Page and application data records
··········
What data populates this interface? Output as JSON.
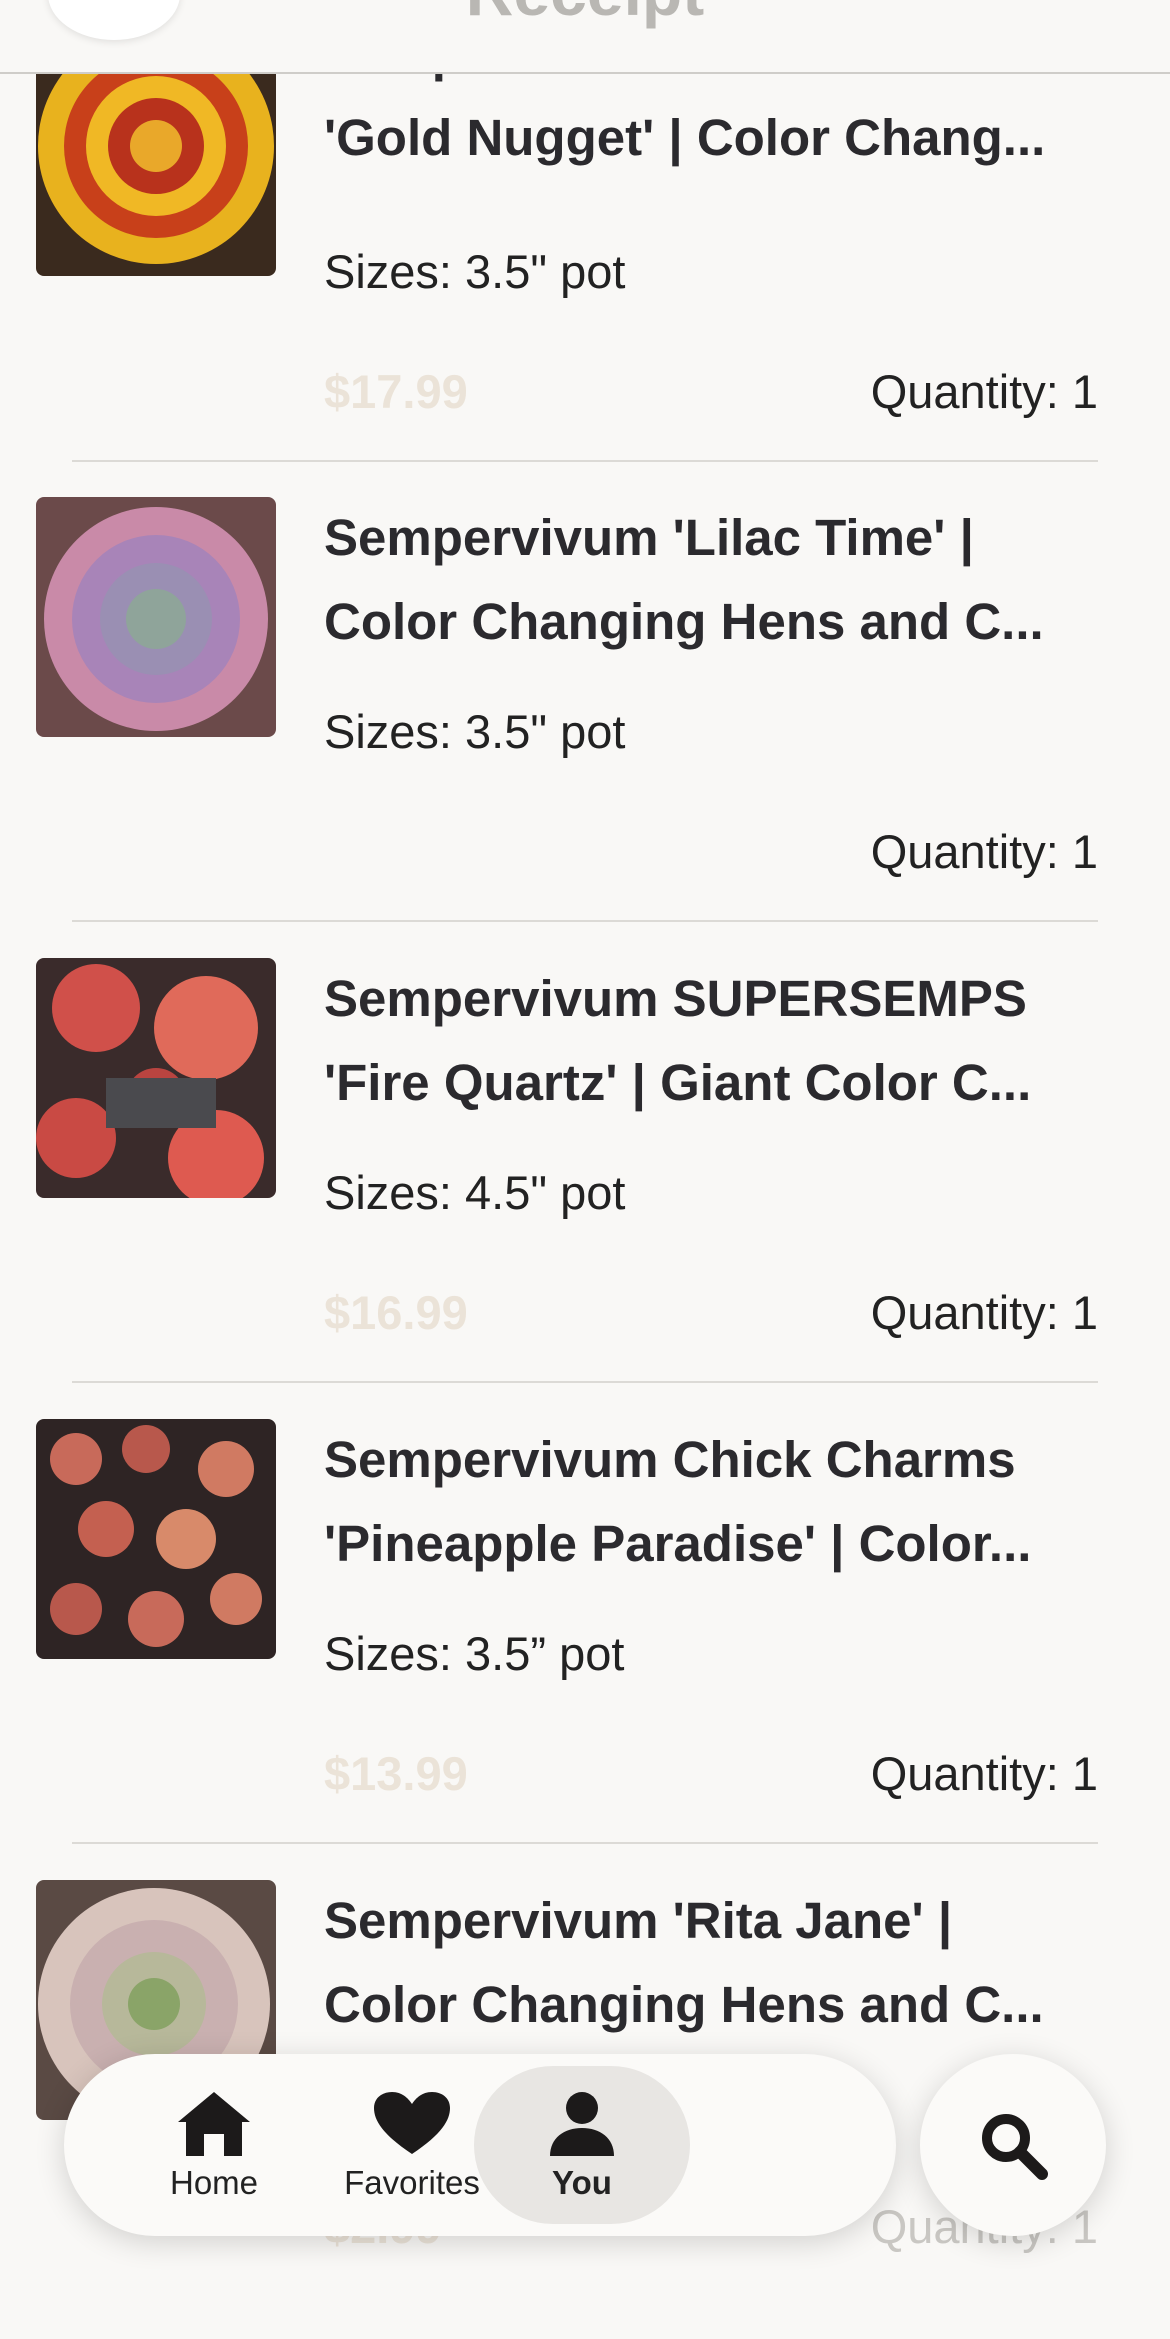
{
  "header": {
    "title": "Receipt"
  },
  "items": [
    {
      "title_lines": [
        "Sempervivum Chick Charms",
        "'Gold Nugget' | Color Chang..."
      ],
      "size": "Sizes: 3.5\" pot",
      "price": "$17.99",
      "quantity": "Quantity: 1"
    },
    {
      "title_lines": [
        "Sempervivum 'Lilac Time' |",
        "Color Changing Hens and C..."
      ],
      "size": "Sizes: 3.5\" pot",
      "price": "",
      "quantity": "Quantity: 1"
    },
    {
      "title_lines": [
        "Sempervivum SUPERSEMPS",
        "'Fire Quartz' | Giant Color C..."
      ],
      "size": "Sizes: 4.5\" pot",
      "price": "$16.99",
      "quantity": "Quantity: 1"
    },
    {
      "title_lines": [
        "Sempervivum Chick Charms",
        "'Pineapple Paradise' | Color..."
      ],
      "size": "Sizes: 3.5” pot",
      "price": "$13.99",
      "quantity": "Quantity: 1"
    },
    {
      "title_lines": [
        "Sempervivum 'Rita Jane' |",
        "Color Changing Hens and C..."
      ],
      "size": "",
      "price": "$2.99",
      "quantity": "Quantity: 1"
    }
  ],
  "nav": {
    "home": "Home",
    "favorites": "Favorites",
    "you": "You",
    "active": "you"
  },
  "icons": {
    "back": "back-arrow-icon",
    "home": "home-icon",
    "favorites": "heart-icon",
    "you": "person-icon",
    "search": "search-icon"
  }
}
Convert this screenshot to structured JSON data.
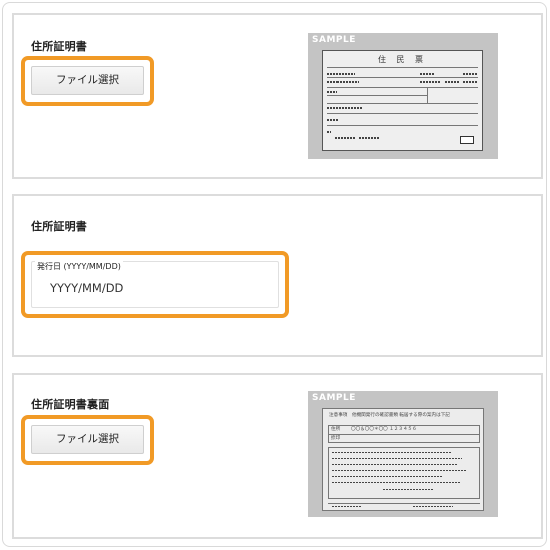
{
  "sections": [
    {
      "title": "住所証明書",
      "file_button_label": "ファイル選択",
      "sample_label": "SAMPLE",
      "sample_doc_title": "住 民 票"
    },
    {
      "title": "住所証明書",
      "date_label": "発行日 (YYYY/MM/DD)",
      "date_placeholder": "YYYY/MM/DD"
    },
    {
      "title": "住所証明書裏面",
      "file_button_label": "ファイル選択",
      "sample_label": "SAMPLE",
      "sample_back": {
        "header": "注意事項　他機関発行の確認書類 転居する際の案内は下記",
        "address_label": "住所",
        "address_value": "〇〇＆〇〇＊〇〇 １２３４５６",
        "seal_label": "捺印"
      }
    }
  ],
  "colors": {
    "highlight": "#f19a26",
    "card_border": "#dcdcdc",
    "sample_bg": "#c4c4c4"
  }
}
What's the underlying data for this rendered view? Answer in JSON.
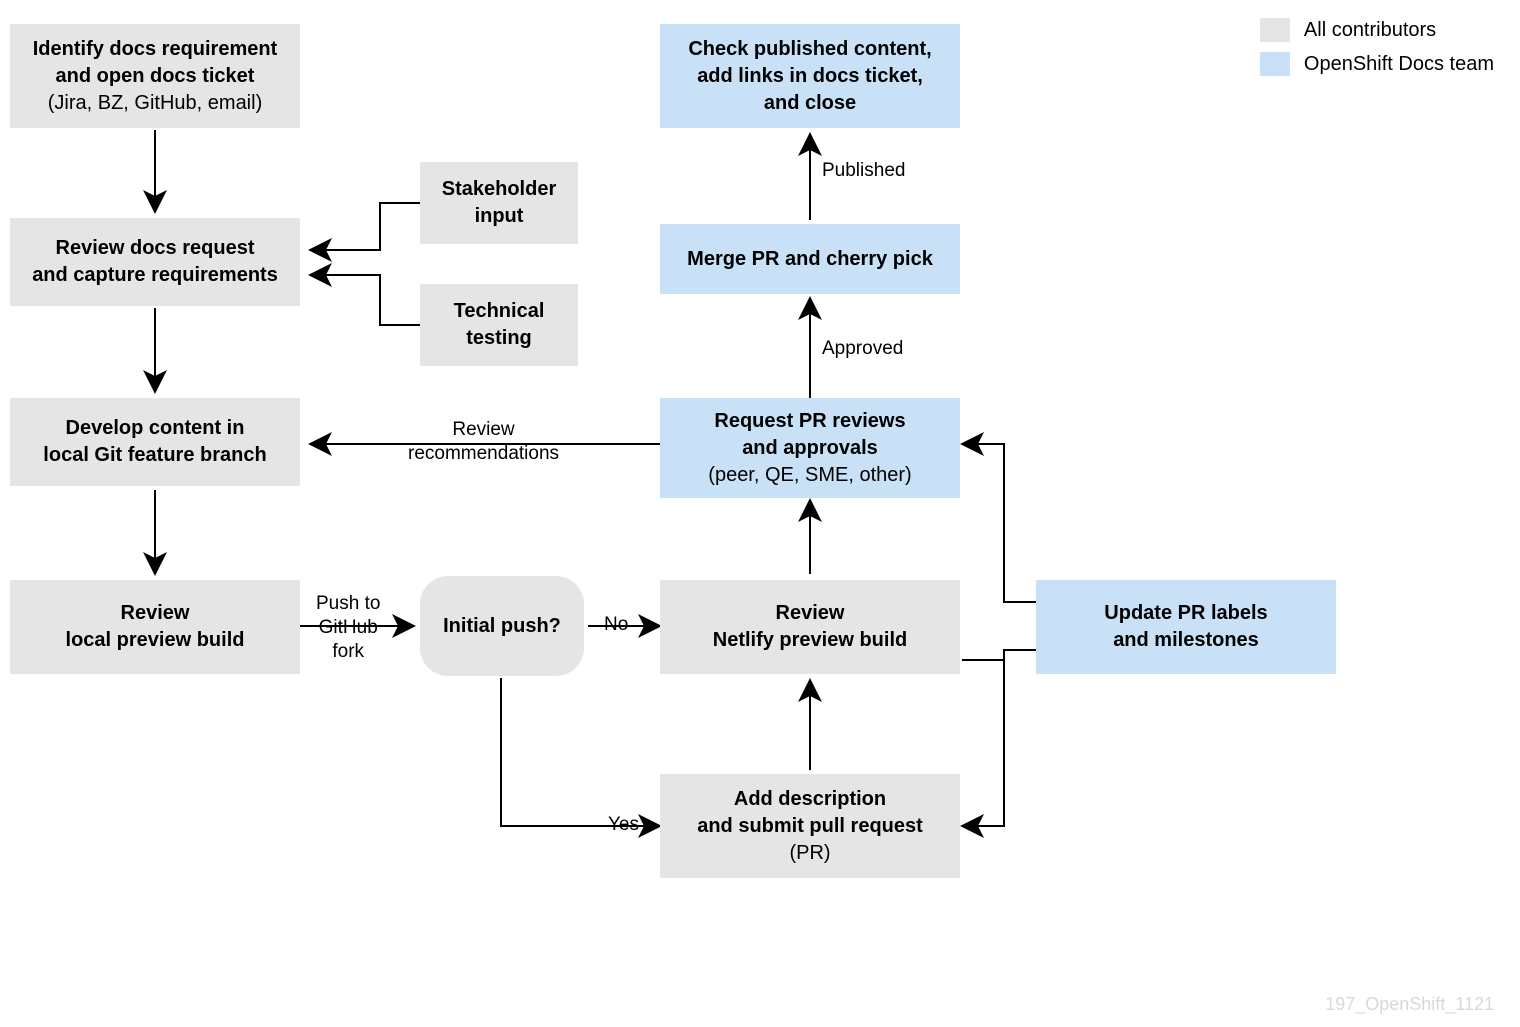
{
  "legend": {
    "all": "All contributors",
    "docs": "OpenShift Docs team"
  },
  "nodes": {
    "identify": {
      "l1": "Identify docs requirement",
      "l2": "and open docs ticket",
      "l3": "(Jira, BZ, GitHub, email)"
    },
    "review_req": {
      "l1": "Review docs request",
      "l2": "and capture requirements"
    },
    "stakeholder": {
      "l1": "Stakeholder",
      "l2": "input"
    },
    "technical": {
      "l1": "Technical",
      "l2": "testing"
    },
    "develop": {
      "l1": "Develop content in",
      "l2": "local Git feature branch"
    },
    "local": {
      "l1": "Review",
      "l2": "local preview build"
    },
    "decision": {
      "l1": "Initial push?"
    },
    "netlify": {
      "l1": "Review",
      "l2": "Netlify preview build"
    },
    "addpr": {
      "l1": "Add description",
      "l2": "and submit pull request",
      "l3": "(PR)"
    },
    "reviews": {
      "l1": "Request PR reviews",
      "l2": "and approvals",
      "l3": "(peer, QE, SME, other)"
    },
    "merge": {
      "l1": "Merge PR and cherry pick"
    },
    "check": {
      "l1": "Check published content,",
      "l2": "add links in docs ticket,",
      "l3": "and close"
    },
    "labels": {
      "l1": "Update PR labels",
      "l2": "and milestones"
    }
  },
  "edges": {
    "push": {
      "l1": "Push to",
      "l2": "GitHub",
      "l3": "fork"
    },
    "no": "No",
    "yes": "Yes",
    "recs": {
      "l1": "Review",
      "l2": "recommendations"
    },
    "approved": "Approved",
    "published": "Published"
  },
  "watermark": "197_OpenShift_1121"
}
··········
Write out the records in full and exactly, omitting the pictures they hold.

What data populates this interface? Output as JSON.
{
  "header": {
    "title": "Receipt"
  },
  "items": [
    {
      "title_lines": [
        "Sempervivum Chick Charms",
        "'Gold Nugget' | Color Chang..."
      ],
      "size": "Sizes: 3.5\" pot",
      "price": "$17.99",
      "quantity": "Quantity: 1"
    },
    {
      "title_lines": [
        "Sempervivum 'Lilac Time' |",
        "Color Changing Hens and C..."
      ],
      "size": "Sizes: 3.5\" pot",
      "price": "",
      "quantity": "Quantity: 1"
    },
    {
      "title_lines": [
        "Sempervivum SUPERSEMPS",
        "'Fire Quartz' | Giant Color C..."
      ],
      "size": "Sizes: 4.5\" pot",
      "price": "$16.99",
      "quantity": "Quantity: 1"
    },
    {
      "title_lines": [
        "Sempervivum Chick Charms",
        "'Pineapple Paradise' | Color..."
      ],
      "size": "Sizes: 3.5” pot",
      "price": "$13.99",
      "quantity": "Quantity: 1"
    },
    {
      "title_lines": [
        "Sempervivum 'Rita Jane' |",
        "Color Changing Hens and C..."
      ],
      "size": "",
      "price": "$2.99",
      "quantity": "Quantity: 1"
    }
  ],
  "nav": {
    "home": "Home",
    "favorites": "Favorites",
    "you": "You",
    "active": "you"
  },
  "icons": {
    "back": "back-arrow-icon",
    "home": "home-icon",
    "favorites": "heart-icon",
    "you": "person-icon",
    "search": "search-icon"
  }
}
Convert this screenshot to structured JSON data.
{
  "sections": [
    {
      "title": "住所証明書",
      "file_button_label": "ファイル選択",
      "sample_label": "SAMPLE",
      "sample_doc_title": "住 民 票"
    },
    {
      "title": "住所証明書",
      "date_label": "発行日 (YYYY/MM/DD)",
      "date_placeholder": "YYYY/MM/DD"
    },
    {
      "title": "住所証明書裏面",
      "file_button_label": "ファイル選択",
      "sample_label": "SAMPLE",
      "sample_back": {
        "header": "注意事項　他機関発行の確認書類 転居する際の案内は下記",
        "address_label": "住所",
        "address_value": "〇〇＆〇〇＊〇〇 １２３４５６",
        "seal_label": "捺印"
      }
    }
  ],
  "colors": {
    "highlight": "#f19a26",
    "card_border": "#dcdcdc",
    "sample_bg": "#c4c4c4"
  }
}
What's the underlying data for this rendered view? Answer in JSON.
{
  "legend": {
    "all": "All contributors",
    "docs": "OpenShift Docs team"
  },
  "nodes": {
    "identify": {
      "l1": "Identify docs requirement",
      "l2": "and open docs ticket",
      "l3": "(Jira, BZ, GitHub, email)"
    },
    "review_req": {
      "l1": "Review docs request",
      "l2": "and capture requirements"
    },
    "stakeholder": {
      "l1": "Stakeholder",
      "l2": "input"
    },
    "technical": {
      "l1": "Technical",
      "l2": "testing"
    },
    "develop": {
      "l1": "Develop content in",
      "l2": "local Git feature branch"
    },
    "local": {
      "l1": "Review",
      "l2": "local preview build"
    },
    "decision": {
      "l1": "Initial push?"
    },
    "netlify": {
      "l1": "Review",
      "l2": "Netlify preview build"
    },
    "addpr": {
      "l1": "Add description",
      "l2": "and submit pull request",
      "l3": "(PR)"
    },
    "reviews": {
      "l1": "Request PR reviews",
      "l2": "and approvals",
      "l3": "(peer, QE, SME, other)"
    },
    "merge": {
      "l1": "Merge PR and cherry pick"
    },
    "check": {
      "l1": "Check published content,",
      "l2": "add links in docs ticket,",
      "l3": "and close"
    },
    "labels": {
      "l1": "Update PR labels",
      "l2": "and milestones"
    }
  },
  "edges": {
    "push": {
      "l1": "Push to",
      "l2": "GitHub",
      "l3": "fork"
    },
    "no": "No",
    "yes": "Yes",
    "recs": {
      "l1": "Review",
      "l2": "recommendations"
    },
    "approved": "Approved",
    "published": "Published"
  },
  "watermark": "197_OpenShift_1121"
}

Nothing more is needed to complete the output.